## Work item
Go through the listing below and state how many of its lines include "value". Write only that number.
[Extracted information — start]
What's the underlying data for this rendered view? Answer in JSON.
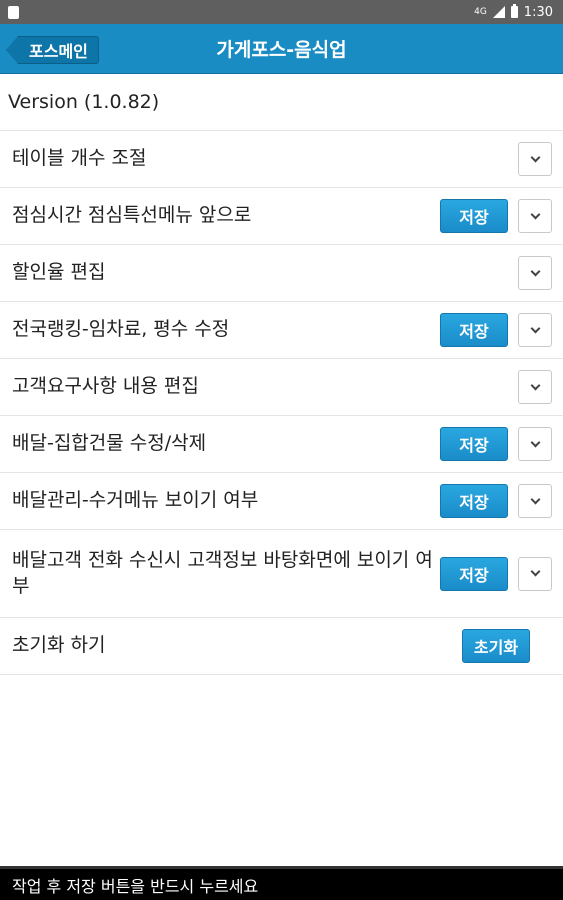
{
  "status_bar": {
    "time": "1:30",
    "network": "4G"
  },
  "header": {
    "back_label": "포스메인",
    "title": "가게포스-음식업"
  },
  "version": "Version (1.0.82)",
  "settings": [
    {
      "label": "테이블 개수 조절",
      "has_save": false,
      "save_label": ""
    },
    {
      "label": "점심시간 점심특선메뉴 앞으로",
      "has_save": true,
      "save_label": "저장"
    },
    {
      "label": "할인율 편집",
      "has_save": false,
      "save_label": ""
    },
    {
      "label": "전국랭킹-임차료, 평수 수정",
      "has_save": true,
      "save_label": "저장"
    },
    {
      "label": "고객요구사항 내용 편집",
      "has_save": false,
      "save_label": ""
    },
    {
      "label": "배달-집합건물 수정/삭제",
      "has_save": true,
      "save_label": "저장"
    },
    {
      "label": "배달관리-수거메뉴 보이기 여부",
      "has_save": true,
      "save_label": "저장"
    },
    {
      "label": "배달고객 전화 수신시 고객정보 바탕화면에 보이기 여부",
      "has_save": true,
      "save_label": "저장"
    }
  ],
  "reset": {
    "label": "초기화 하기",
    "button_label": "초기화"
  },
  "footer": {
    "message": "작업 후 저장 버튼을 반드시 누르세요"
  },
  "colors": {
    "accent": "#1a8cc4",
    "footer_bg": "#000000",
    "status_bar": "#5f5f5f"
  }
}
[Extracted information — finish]
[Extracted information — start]
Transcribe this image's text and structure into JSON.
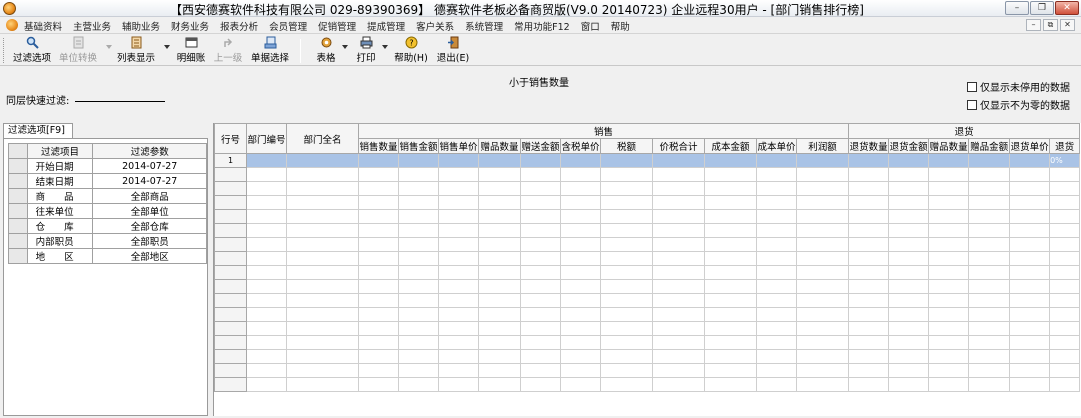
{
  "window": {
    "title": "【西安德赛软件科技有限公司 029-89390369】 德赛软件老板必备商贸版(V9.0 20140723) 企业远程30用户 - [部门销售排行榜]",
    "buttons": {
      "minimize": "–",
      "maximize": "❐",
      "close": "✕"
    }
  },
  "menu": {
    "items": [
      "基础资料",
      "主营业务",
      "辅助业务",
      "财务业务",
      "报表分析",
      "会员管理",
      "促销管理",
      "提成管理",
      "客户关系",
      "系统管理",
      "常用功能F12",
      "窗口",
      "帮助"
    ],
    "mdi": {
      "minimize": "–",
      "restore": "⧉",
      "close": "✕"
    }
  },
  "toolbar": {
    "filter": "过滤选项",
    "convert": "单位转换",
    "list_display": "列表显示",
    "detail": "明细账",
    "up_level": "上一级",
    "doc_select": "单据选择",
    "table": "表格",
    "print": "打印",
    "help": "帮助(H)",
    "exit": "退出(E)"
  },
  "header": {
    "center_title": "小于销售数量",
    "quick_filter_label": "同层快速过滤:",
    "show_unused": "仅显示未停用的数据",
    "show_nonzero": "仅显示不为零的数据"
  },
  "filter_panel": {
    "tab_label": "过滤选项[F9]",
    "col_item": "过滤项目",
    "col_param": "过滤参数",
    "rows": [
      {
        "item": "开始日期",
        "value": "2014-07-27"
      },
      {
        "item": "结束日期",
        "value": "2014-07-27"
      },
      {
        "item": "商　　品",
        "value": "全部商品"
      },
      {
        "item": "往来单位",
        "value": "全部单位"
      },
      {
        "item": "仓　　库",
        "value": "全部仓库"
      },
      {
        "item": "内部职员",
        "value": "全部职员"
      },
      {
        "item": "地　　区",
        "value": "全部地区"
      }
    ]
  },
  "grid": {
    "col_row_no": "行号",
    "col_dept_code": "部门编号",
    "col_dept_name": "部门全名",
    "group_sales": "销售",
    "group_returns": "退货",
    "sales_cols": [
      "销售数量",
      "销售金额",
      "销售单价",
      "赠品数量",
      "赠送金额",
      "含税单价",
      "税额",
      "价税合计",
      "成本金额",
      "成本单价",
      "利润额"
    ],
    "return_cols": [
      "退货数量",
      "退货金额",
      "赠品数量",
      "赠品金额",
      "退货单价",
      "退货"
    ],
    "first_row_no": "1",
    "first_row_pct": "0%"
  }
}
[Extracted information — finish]
## Answer area
7